The demand for investment opportunities in crypto assets may not seem acute at the moment due to the current market situation. However, recent years have shown that a so-called “crypto winter” (bear market) is always followed by a “crypto spring” (bull market). So, now, there is an optimal opportunity to invest anti-cyclically in the development of the corresponding infrastructure. Not only to be prepared for the next bull market but also in order to position in this special field as a trustworthy partner and first point of contact for its clients and not to leave this role exclusively to new market participants.
Banks should transfer their role as a trustworthy party to the “crypto world”
Banks are among the most strictly regulated institutions in the financial sector, especially regarding private clients. What is always a challenge for the financial institutions concerned, however, ultimately ensures that trust has been restored and strengthened, especially after the financial crisis in 2007. Today, banks are characterized by a high reputation, a long history, and a high level of expertise. These are crucial for maintaining the role as a trustworthy partner and offering clients secure access to investments, financing, and payment transactions.
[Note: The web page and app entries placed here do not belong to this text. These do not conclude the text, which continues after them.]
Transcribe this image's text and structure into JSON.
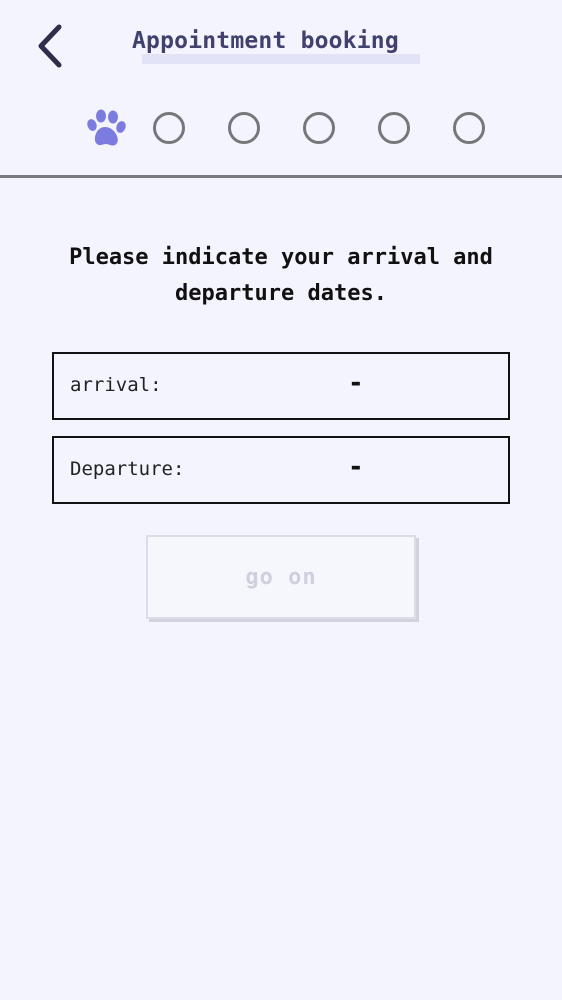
{
  "header": {
    "title": "Appointment booking",
    "back_icon": "chevron-left-icon"
  },
  "steps": {
    "total": 6,
    "current": 1,
    "active_icon": "paw-icon",
    "accent_color": "#7b7be0"
  },
  "main": {
    "prompt": "Please indicate your arrival and departure dates.",
    "arrival": {
      "label": "arrival:",
      "value": "-"
    },
    "departure": {
      "label": "Departure:",
      "value": "-"
    },
    "go_on_label": "go on"
  },
  "colors": {
    "background": "#f4f4fe",
    "title": "#41416e",
    "disabled_text": "#cfcfdd"
  }
}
However, the effort to fulfill precisely this role with the corresponding service offer, to support clients holistically and provide the best possible service, does not currently apply to crypto assets for many banks. There are some good reasons why banks do not include crypto assets in their advisory offering, especially regarding the requirements of MiFID II. However, an advisory or product offering in crypto assets is not essential in the first step. For positioning as a trustworthy partner, it would already be sufficient to provide pure access to trading and custody for clients who want to invest in crypto assets on their own, i.e., as a pure execution-only business. This would prevent client funds from flowing away to other market participants that can provide the appropriate access. Because the rejection by the bank will not dissuade clients from the intention to invest in crypto assets, but they will find another way to make this investment. Analogous to the traditional sector, winning back these client funds will also be challenging, even if a corresponding offering is subsequently established.
From this, we can derive four reasons why it makes sense for banks to offer access to investment in crypto assets themselves:
1) Earnings potential:
Due to the blanket loss of trust in market operators in the crypto asset space, there is an opportunity for banks to fill this created gap in the market by providing regulatory-compliant and secure access to crypto asset investments and expanding their service offerings.
2) Overview of assets and allocation:
The corresponding infrastructure allows overviewing of the amounts that clients have already invested or are investing in crypto assets and the development and redeployment of the same.
3) Next Generation:
Crypto assets are already a common component in the asset allocation of younger generations with an increasing tendency. Establishing a corresponding offer early enough to pick up these client groups already today is important.
4) Infrastructure of the future:
Access to blockchain-based infrastructures will be a fundamental component for financial institutions in the future. Whether this involves crypto assets, crypto securities, or crypto fund units or, in the future, a blockchain-based euro is irrelevant for the time being. What is important is that this access will be unavoidable.
Design options for banks to build access to crypto assets
In the execution-only business, the bank would only provide access to the trading of crypto assets and the custody of the private keys. Two components are required for this, which can be put together individually.
1) Access to a crypto asset trading venue (crypto broker, crypto MTF, crypto exchange)
2) Connection of a crypto custodian
Figure 1: Possible “partner model” for retail crypto purchases through a crypto broker and crypto custody through a third-party custodian
Depending on the final design and provider selection, the bank’s technical and regulatory implementation effort will be determined. Basically, a bank has three options to establish access to crypto assets:
In-house development of a crypto custody solution or use of a custody solution from a technology provider and, if applicable, application for the corresponding permission for the crypto custody business.
Acquisition of a crypto custodian and use of existing permission, either as a standalone organization or integration of the crypto custodian
Cooperation with a crypto custodian, i.e., “outsourcing” of the crypto custody business. In this case, the client must be in a direct contractual relationship with the crypto custodian
Since 01.01.2020, the crypto custody business in Germany has been a financial service requiring a license pursuant to Section 32 of the German Banking Act (KWG). Crypto custody business covers services related to the commercial custody, administration, or safekeeping of crypto assets or private cryptographic keys for clients. Currently, there is no harmonized regulation at the EU level for companies that relate their business activities to crypto assets. However, this fragmentation is expected to be resolved in 2024 with the implementation of the European “Markets in Crypto Assets Regulation” (MiCAR), as MiCAR allows for the passporting of permissions or licenses within the European Union.
There is already a very clear regulatory framework in which financial institutions such as banks can provide their clients with secure access to crypto assets. With a high standard of IT security and risk management, banks can also take on and establish their role as trusted points of contact in this new environment and position themselves in this area in the long term. Neither in the retail client business nor in wealth management should it be an option to leave clients exclusively to new market participants or to themselves.